Life insurance can provide your family with financial support after you pass away. It is a smart financial strategy that many people with beneficiaries use to cover unexpected expenses or serve as inheritance money. Life insurance can pay off final costs, repay debts, replace income, pay taxes, or even go toward charitable contributions. Married couples often invest in life insurance to protect each surviving spouse. Today, more and more couples are living together and making important financial decision without getting married. One of these decisions is life insurance.

Who Can Receive Life Insurance Coverage?

Many people receive life insurance as an employment benefit. Others pay for their own life insurance policies to protect loved ones or to leave money behind. An individual does not have to be married to have life insurance, but if a person wants to give life insurance benefits to his unmarried partner, he must name this person in as the beneficiary. This is where the matter gets into a gray area.

It is not nearly as difficult to obtain life insurance as an unmarried couple today as was a decade ago. Unmarried couples must prove they have insurable interest. This means that the beneficiary must show he will suffer financial hardship as a result of the policyholder’s death. According to Arizona law, “insurable interest” for personal insurance also includes:

  • Love and affection, if two people are closely related by blood or by law.
  • A lawful and substantial economic interest in the safety and life of the individual, as opposed to the interest that would arise only by death.
  • One party’s contract for the purchase or sale of interest in a business partnership, or of stocks and bonds.
  • A charitable organization with a policy ownership interest in the life of the insured.

A common example of an unmarried couple trying to get life insurance is if both people work, make their own income, and pay bills together. Each partner depends on the other’s income, so if one partner were to pass away, the other would suffer financial hardship. This is proof of insurable interest. With this proof, an insurance company will allow an unmarried person to take out a life insurance policy with his partner as beneficiary.

Policyholder Classifications

Be careful in how you fill out your life insurance policy forms. Do not list that you’re married if you are not legally so, even if you cohabitate or have been together for many years. Life insurers have four different classifications for unmarried couples applying for coverage:

  1. Registered domestic partners. You need to register a legal agreement to receive this status, not simply cohabitate.
  2. Couples that live together. These couples are not registered domestic partners, but they do live together. In this case, you will need to prove insurable interests exist.
  3. Couples that don’t live together. If you are involved as a couple but do not cohabitate (and are not engaged), you may not meet the standards for proving insurable interest.
  4. Couples that are engaged. A couple engaged to be married is as good as actually married in the eyes of most insurance companies, regardless of cohabitation. As long as you’ve set the wedding date, insurance companies will typically treat your case as if you’re already married.
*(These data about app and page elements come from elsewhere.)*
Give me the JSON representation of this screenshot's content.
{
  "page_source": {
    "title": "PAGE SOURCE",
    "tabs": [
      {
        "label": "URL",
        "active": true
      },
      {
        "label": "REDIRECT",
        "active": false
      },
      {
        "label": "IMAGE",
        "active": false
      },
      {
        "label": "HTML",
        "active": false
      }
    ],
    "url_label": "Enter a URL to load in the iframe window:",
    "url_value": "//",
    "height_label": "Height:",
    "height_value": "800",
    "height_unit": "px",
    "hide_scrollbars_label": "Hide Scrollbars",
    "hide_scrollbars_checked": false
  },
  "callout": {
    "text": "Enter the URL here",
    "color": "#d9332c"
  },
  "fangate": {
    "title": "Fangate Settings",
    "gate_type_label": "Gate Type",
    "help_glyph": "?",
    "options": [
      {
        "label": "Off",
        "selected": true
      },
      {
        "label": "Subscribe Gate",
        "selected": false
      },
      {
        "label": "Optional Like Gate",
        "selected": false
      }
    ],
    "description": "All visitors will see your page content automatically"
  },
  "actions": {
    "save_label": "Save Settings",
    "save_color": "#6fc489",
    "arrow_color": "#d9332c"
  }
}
Your status as an unmarried couple is important to life insurance companies. Be completely honest about your relationship status and living situation. It may not be possible to get life insurance at this time, but the company may tell you when and if you can reapply – for example, if you become engaged, move in together, or can prove insurable interest.